“For the longest time, the Rebbe was confident about the future of South Africa as a place where Jews would find security and have a good life and because of this, a large number remained,” said Rabbi Mendel Lipskar, the head of the Lubavitch Foundation.
“Yes, some left, but because of the Rebbe’s blessing and assurances, the ones who stayed were given a tremendous sense of permanence.”
Today, there are 70 shluchim (emissaries) throughout South Africa, and about 20 Chabad shuls, with Torah Academy Pre-school being the largest Jewish pre-school in the country, he said.
In a series of illuminating letters to communal leadership at the time, the Rebbe expressed the vital importance of Jewish education and of a diversified system that reflected the pluralistic nature of the community.
“The Rebbe saw that no one size fits all and today, South Africa has tremendous educational facilities catering to the diverse needs of the community,” Lipskar said.
In his letters, the Rebbe said that virtually every Jewish community, including in South Africa, comprised a variety of groups, each with a distinct identity in terms of their traditions and heritage. “All of them existing and flourishing side by side contributed to the advancement of the Jewish community as a whole,” he wrote.
“The Rebbe saw potential growth everywhere, and his vision of Jewish unity, kindness, and love of all humanity was something he taught over and over again, urging all of us to search for this,” Lipskar said.
Rabbi Yossy Goldman fondly recalled awe-inspiring Sundays at 770 Eastern Parkway, Crown Heights, when the Rebbe stood for hours outside his room giving out a dollar to each of the thousands of visitors seeking his blessing and advice.
“The Rebbe made everybody his agents for the mitzvah of charity. Every single conceivable type of Jew could be seen in the queue and be given his blessing. Very often non-Jews of all varieties would go as well,” Goldman said. On a recent visit to the Rebbe’s ohel (resting place) Goldman saw an African American woman praying there who told him she regularly went there to pray.
“His influence spread far and wide,” he said.
Goldman believes the Rebbe saved South African Jewry at a time when the country was in turmoil in the late 1970s, crippled by uncertainty in the dying days of the repressive apartheid regime.
“In those days, there was virtually no Jewish family that wasn’t grappling with the vexing dilemma of emigration,” said Goldman.

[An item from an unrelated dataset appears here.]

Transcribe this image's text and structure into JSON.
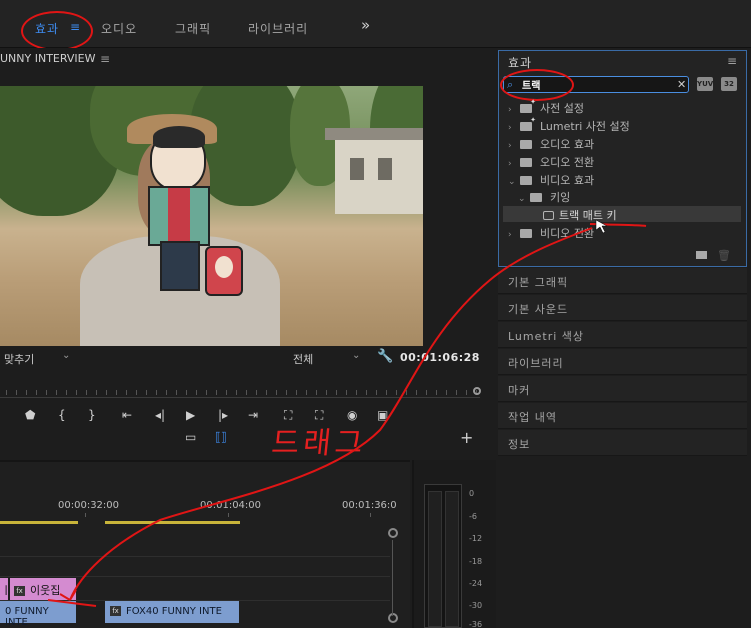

“During this period of uncertainty, the Rebbe sent his rabbinical students to serve this community as his emissaries, giving the country a massive vote of confidence.
“He was completely dismissive of the perceived need to emigrate. There were no grey areas and no vague platitudes. He said clearly that we shouldn’t be afraid and we should carry on with our good work.”
In an article, Goldman wrote that the Rebbe’s continuous reassurances of confidence “spread like wildfire” throughout South Africa. He recalled how the Rebbe relayed a message to communal leaders via a consular official at the South African embassy saying, “The community shouldn’t pack up and leave, on the contrary, it should continue to build and develop Jewish schools, synagogues, yeshivas, mikvahs.”
“Today, the South African Jewish community is one of the best in the world,” Goldman said.
“There’s still a great future in South Africa,” Lipskar said. “People often think the grass is greener, but this country has great opportunities. Yes, it has its challenges, but so does everywhere else. The late Rabbi Bernhard once said, ‘Go home or stay home.’ If you have it in your mind that things will be fine, then they will be. It’s a mindset. The Rebbe understood this.”